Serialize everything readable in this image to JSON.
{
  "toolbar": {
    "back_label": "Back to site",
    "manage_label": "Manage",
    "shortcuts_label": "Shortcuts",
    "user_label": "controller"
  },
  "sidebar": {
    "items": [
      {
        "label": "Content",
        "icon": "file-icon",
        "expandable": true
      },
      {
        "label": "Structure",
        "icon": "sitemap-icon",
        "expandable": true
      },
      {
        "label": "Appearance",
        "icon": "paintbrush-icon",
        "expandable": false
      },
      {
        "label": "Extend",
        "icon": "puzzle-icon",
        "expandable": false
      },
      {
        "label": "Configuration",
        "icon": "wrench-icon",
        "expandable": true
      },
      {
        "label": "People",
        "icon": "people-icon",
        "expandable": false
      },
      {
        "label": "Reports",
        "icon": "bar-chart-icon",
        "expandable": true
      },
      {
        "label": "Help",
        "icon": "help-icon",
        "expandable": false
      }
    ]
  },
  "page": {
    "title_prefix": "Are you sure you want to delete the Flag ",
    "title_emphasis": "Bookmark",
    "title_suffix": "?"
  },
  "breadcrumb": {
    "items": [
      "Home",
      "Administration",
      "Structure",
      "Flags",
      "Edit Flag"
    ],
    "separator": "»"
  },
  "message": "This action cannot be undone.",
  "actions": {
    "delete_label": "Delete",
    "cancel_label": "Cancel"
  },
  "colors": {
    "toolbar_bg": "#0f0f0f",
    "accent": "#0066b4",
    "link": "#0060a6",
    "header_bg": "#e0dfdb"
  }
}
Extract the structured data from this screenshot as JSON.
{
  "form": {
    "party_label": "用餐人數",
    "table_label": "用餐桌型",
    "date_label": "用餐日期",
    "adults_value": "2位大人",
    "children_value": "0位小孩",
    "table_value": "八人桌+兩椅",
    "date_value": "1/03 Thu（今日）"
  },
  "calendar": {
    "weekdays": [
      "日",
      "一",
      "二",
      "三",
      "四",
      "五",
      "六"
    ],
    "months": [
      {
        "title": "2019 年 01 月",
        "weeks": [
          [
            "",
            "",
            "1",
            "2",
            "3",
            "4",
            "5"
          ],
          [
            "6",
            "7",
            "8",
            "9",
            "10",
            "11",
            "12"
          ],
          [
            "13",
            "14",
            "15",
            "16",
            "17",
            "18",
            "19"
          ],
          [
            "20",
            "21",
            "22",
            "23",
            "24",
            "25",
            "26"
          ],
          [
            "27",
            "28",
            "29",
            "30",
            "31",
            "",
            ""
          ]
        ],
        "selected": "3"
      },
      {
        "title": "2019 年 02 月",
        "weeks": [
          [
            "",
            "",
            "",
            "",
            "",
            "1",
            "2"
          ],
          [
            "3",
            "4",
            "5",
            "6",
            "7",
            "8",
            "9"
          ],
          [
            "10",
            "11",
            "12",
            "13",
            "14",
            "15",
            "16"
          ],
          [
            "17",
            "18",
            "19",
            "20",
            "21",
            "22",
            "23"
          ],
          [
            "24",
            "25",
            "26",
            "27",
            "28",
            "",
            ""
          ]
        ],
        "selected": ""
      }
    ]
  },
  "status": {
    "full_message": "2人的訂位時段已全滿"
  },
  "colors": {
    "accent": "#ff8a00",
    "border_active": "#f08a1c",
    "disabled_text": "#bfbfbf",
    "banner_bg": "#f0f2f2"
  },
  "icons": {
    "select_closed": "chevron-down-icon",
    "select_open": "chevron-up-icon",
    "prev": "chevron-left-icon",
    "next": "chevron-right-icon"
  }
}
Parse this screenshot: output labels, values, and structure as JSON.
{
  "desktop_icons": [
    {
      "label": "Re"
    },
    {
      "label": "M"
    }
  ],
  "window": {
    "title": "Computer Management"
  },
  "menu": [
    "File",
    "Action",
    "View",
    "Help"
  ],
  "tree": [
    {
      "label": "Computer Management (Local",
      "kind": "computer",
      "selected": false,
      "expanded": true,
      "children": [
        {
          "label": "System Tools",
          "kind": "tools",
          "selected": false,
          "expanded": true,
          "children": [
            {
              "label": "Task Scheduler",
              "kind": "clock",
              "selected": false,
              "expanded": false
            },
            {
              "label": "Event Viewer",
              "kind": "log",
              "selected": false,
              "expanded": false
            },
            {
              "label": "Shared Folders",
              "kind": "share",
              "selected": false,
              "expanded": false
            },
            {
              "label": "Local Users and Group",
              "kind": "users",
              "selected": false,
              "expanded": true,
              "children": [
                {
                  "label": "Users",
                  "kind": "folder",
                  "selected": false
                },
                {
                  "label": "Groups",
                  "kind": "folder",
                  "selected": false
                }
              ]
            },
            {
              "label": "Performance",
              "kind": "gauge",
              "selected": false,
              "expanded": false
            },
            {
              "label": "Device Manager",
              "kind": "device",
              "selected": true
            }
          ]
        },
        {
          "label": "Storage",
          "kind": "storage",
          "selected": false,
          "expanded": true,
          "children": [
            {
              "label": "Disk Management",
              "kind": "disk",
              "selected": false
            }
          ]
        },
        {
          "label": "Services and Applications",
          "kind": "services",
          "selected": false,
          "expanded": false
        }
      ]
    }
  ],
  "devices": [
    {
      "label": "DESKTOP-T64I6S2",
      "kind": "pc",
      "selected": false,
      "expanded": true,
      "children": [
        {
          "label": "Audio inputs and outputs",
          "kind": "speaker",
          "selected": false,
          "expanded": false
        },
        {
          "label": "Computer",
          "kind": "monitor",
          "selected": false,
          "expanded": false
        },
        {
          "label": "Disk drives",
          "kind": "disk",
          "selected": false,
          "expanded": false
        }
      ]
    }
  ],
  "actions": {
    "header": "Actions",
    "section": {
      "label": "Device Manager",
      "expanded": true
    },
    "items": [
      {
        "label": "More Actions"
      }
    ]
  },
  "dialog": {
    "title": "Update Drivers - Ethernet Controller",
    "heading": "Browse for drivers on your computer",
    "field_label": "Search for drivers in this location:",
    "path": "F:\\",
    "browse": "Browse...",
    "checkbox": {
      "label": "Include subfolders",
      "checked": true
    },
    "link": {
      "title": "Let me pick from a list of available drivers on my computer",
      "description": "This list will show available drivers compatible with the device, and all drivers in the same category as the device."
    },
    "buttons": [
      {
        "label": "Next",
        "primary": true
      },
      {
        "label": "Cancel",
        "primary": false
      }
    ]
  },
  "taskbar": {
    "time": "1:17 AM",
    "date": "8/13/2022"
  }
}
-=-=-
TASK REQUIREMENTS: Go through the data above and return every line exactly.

SOLUTION:
Serialize everything readable in this image to JSON.
{
  "toolbar": {
    "back_label": "Back to site",
    "manage_label": "Manage",
    "shortcuts_label": "Shortcuts",
    "user_label": "controller"
  },
  "sidebar": {
    "items": [
      {
        "label": "Content",
        "icon": "file-icon",
        "expandable": true
      },
      {
        "label": "Structure",
        "icon": "sitemap-icon",
        "expandable": true
      },
      {
        "label": "Appearance",
        "icon": "paintbrush-icon",
        "expandable": false
      },
      {
        "label": "Extend",
        "icon": "puzzle-icon",
        "expandable": false
      },
      {
        "label": "Configuration",
        "icon": "wrench-icon",
        "expandable": true
      },
      {
        "label": "People",
        "icon": "people-icon",
        "expandable": false
      },
      {
        "label": "Reports",
        "icon": "bar-chart-icon",
        "expandable": true
      },
      {
        "label": "Help",
        "icon": "help-icon",
        "expandable": false
      }
    ]
  },
  "page": {
    "title_prefix": "Are you sure you want to delete the Flag ",
    "title_emphasis": "Bookmark",
    "title_suffix": "?"
  },
  "breadcrumb": {
    "items": [
      "Home",
      "Administration",
      "Structure",
      "Flags",
      "Edit Flag"
    ],
    "separator": "»"
  },
  "message": "This action cannot be undone.",
  "actions": {
    "delete_label": "Delete",
    "cancel_label": "Cancel"
  },
  "colors": {
    "toolbar_bg": "#0f0f0f",
    "accent": "#0066b4",
    "link": "#0060a6",
    "header_bg": "#e0dfdb"
  }
}
Extract the structured data from this screenshot as JSON.
{
  "form": {
    "party_label": "用餐人數",
    "table_label": "用餐桌型",
    "date_label": "用餐日期",
    "adults_value": "2位大人",
    "children_value": "0位小孩",
    "table_value": "八人桌+兩椅",
    "date_value": "1/03 Thu（今日）"
  },
  "calendar": {
    "weekdays": [
      "日",
      "一",
      "二",
      "三",
      "四",
      "五",
      "六"
    ],
    "months": [
      {
        "title": "2019 年 01 月",
        "weeks": [
          [
            "",
            "",
            "1",
            "2",
            "3",
            "4",
            "5"
          ],
          [
            "6",
            "7",
            "8",
            "9",
            "10",
            "11",
            "12"
          ],
          [
            "13",
            "14",
            "15",
            "16",
            "17",
            "18",
            "19"
          ],
          [
            "20",
            "21",
            "22",
            "23",
            "24",
            "25",
            "26"
          ],
          [
            "27",
            "28",
            "29",
            "30",
            "31",
            "",
            ""
          ]
        ],
        "selected": "3"
      },
      {
        "title": "2019 年 02 月",
        "weeks": [
          [
            "",
            "",
            "",
            "",
            "",
            "1",
            "2"
          ],
          [
            "3",
            "4",
            "5",
            "6",
            "7",
            "8",
            "9"
          ],
          [
            "10",
            "11",
            "12",
            "13",
            "14",
            "15",
            "16"
          ],
          [
            "17",
            "18",
            "19",
            "20",
            "21",
            "22",
            "23"
          ],
          [
            "24",
            "25",
            "26",
            "27",
            "28",
            "",
            ""
          ]
        ],
        "selected": ""
      }
    ]
  },
  "status": {
    "full_message": "2人的訂位時段已全滿"
  },
  "colors": {
    "accent": "#ff8a00",
    "border_active": "#f08a1c",
    "disabled_text": "#bfbfbf",
    "banner_bg": "#f0f2f2"
  },
  "icons": {
    "select_closed": "chevron-down-icon",
    "select_open": "chevron-up-icon",
    "prev": "chevron-left-icon",
    "next": "chevron-right-icon"
  }
}
Parse this screenshot: output labels, values, and structure as JSON.
{
  "desktop_icons": [
    {
      "label": "Re"
    },
    {
      "label": "M"
    }
  ],
  "window": {
    "title": "Computer Management"
  },
  "menu": [
    "File",
    "Action",
    "View",
    "Help"
  ],
  "tree": [
    {
      "label": "Computer Management (Local",
      "kind": "computer",
      "selected": false,
      "expanded": true,
      "children": [
        {
          "label": "System Tools",
          "kind": "tools",
          "selected": false,
          "expanded": true,
          "children": [
            {
              "label": "Task Scheduler",
              "kind": "clock",
              "selected": false,
              "expanded": false
            },
            {
              "label": "Event Viewer",
              "kind": "log",
              "selected": false,
              "expanded": false
            },
            {
              "label": "Shared Folders",
              "kind": "share",
              "selected": false,
              "expanded": false
            },
            {
              "label": "Local Users and Group",
              "kind": "users",
              "selected": false,
              "expanded": true,
              "children": [
                {
                  "label": "Users",
                  "kind": "folder",
                  "selected": false
                },
                {
                  "label": "Groups",
                  "kind": "folder",
                  "selected": false
                }
              ]
            },
            {
              "label": "Performance",
              "kind": "gauge",
              "selected": false,
              "expanded": false
            },
            {
              "label": "Device Manager",
              "kind": "device",
              "selected": true
            }
          ]
        },
        {
          "label": "Storage",
          "kind": "storage",
          "selected": false,
          "expanded": true,
          "children": [
            {
              "label": "Disk Management",
              "kind": "disk",
              "selected": false
            }
          ]
        },
        {
          "label": "Services and Applications",
          "kind": "services",
          "selected": false,
          "expanded": false
        }
      ]
    }
  ],
  "devices": [
    {
      "label": "DESKTOP-T64I6S2",
      "kind": "pc",
      "selected": false,
      "expanded": true,
      "children": [
        {
          "label": "Audio inputs and outputs",
          "kind": "speaker",
          "selected": false,
          "expanded": false
        },
        {
          "label": "Computer",
          "kind": "monitor",
          "selected": false,
          "expanded": false
        },
        {
          "label": "Disk drives",
          "kind": "disk",
          "selected": false,
          "expanded": false
        }
      ]
    }
  ],
  "actions": {
    "header": "Actions",
    "section": {
      "label": "Device Manager",
      "expanded": true
    },
    "items": [
      {
        "label": "More Actions"
      }
    ]
  },
  "dialog": {
    "title": "Update Drivers - Ethernet Controller",
    "heading": "Browse for drivers on your computer",
    "field_label": "Search for drivers in this location:",
    "path": "F:\\",
    "browse": "Browse...",
    "checkbox": {
      "label": "Include subfolders",
      "checked": true
    },
    "link": {
      "title": "Let me pick from a list of available drivers on my computer",
      "description": "This list will show available drivers compatible with the device, and all drivers in the same category as the device."
    },
    "buttons": [
      {
        "label": "Next",
        "primary": true
      },
      {
        "label": "Cancel",
        "primary": false
      }
    ]
  },
  "taskbar": {
    "time": "1:17 AM",
    "date": "8/13/2022"
  }
}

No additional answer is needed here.